A home draw against the Ox’s former club, Southampton in the EFL Cup might seem like a just reward after seeing off Reading so comfortably in the previous round. However, let’s not forget the Gunners needed a last-minute goal from Santi Cazorla to overcome the Saints last time around. Therefore, no one can think this will be an easy match, especially as Southampton have only lost once (to Inter Milan) since the aforementioned match.

Good news to emerge from the Reading game, included a clean sheet from Martinez in goal, who looked assured throughout and a brace from Oxlade-Chamberlain, who marauded forward with confidence. Those two performances aside, I don’t think Arsenal were amazing, although Holding was also quite impressive.

The worry is if Wenger continues to use youngsters in this competition, it could mean an early exit. Against lower league opposition, you can get away with it, but against Southampton, I’d expect the likes of Maitland-Niles and Rene-Adelaide to come unstuck. On another note, I wonder if that was the first time that Arsenal fielded three players with double-barrelled names from the start.

Talking of barrels, Stan Kroenke was staring down a barrel (or barrage) of criticism before his fait accompli re-election at the club’s recent AGM. Although the American remains relatively unpopular with the fan base, surely that will change should Arsenal finish the season as Premier League champions. That statement does not seem particularly far-fetched when you bear in mind that the likes of Oxlade-Chamberlain cannot yet command a first-team starting berth. Without only 18 months left on his current contract, the Ox needs to be clocking up more appearances pronto, or Arsenal will have little option but to sell him in the summer before his value on the transfer market plummets.

It’s difficult to see where the Ox fits in the current line-up, although a case could be made for him replacing Santi Cazorla should the diminutive Spaniard get injured. When you throw Aaron Ramsey into the equation as well, it’s hard to justify the Ox starting. While many Arsenal fans would prefer him to Theo Walcott on the right, I can’t make a case for it. Walcott’s a better finisher, is quicker and has the benefit of more experience. That’s why I prefer him to the Ox.

The good thing about the Ox’s frustration about not being a first-team regular is, as I noted before, the fact that he’s out of the picture shows that an Arsenal title challenge is out of the realms of impossibility into the realms of probability.

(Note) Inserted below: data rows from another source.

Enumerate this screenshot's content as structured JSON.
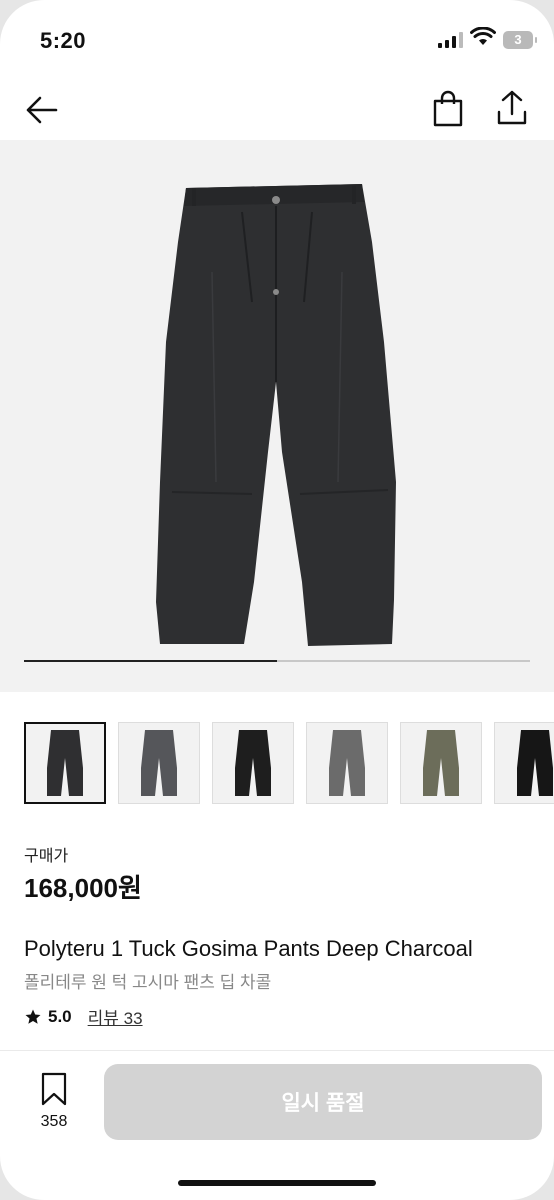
{
  "status_bar": {
    "time": "5:20",
    "battery": "3"
  },
  "header": {
    "back_icon": "arrow-left-icon",
    "bag_icon": "shopping-bag-icon",
    "share_icon": "share-icon"
  },
  "gallery": {
    "progress": 0.5,
    "thumbnail_colors": [
      "#2f2f31",
      "#55565a",
      "#1e1e1e",
      "#6b6b6b",
      "#6c6d5a",
      "#161616"
    ]
  },
  "product": {
    "price_label": "구매가",
    "price": "168,000원",
    "name_en": "Polyteru 1 Tuck Gosima Pants Deep Charcoal",
    "name_ko": "폴리테루 원 턱 고시마 팬츠 딥 차콜",
    "rating": "5.0",
    "review_label": "리뷰 33"
  },
  "bottom_bar": {
    "wish_count": "358",
    "buy_label": "일시 품절"
  },
  "colors": {
    "accent": "#111111",
    "disabled": "#d3d3d3",
    "image_bg": "#f2f2f2"
  }
}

The big question is will the Ox play a significant part in it, or will he watch from the sidelines? As talented as he is, I’m suspecting the latter.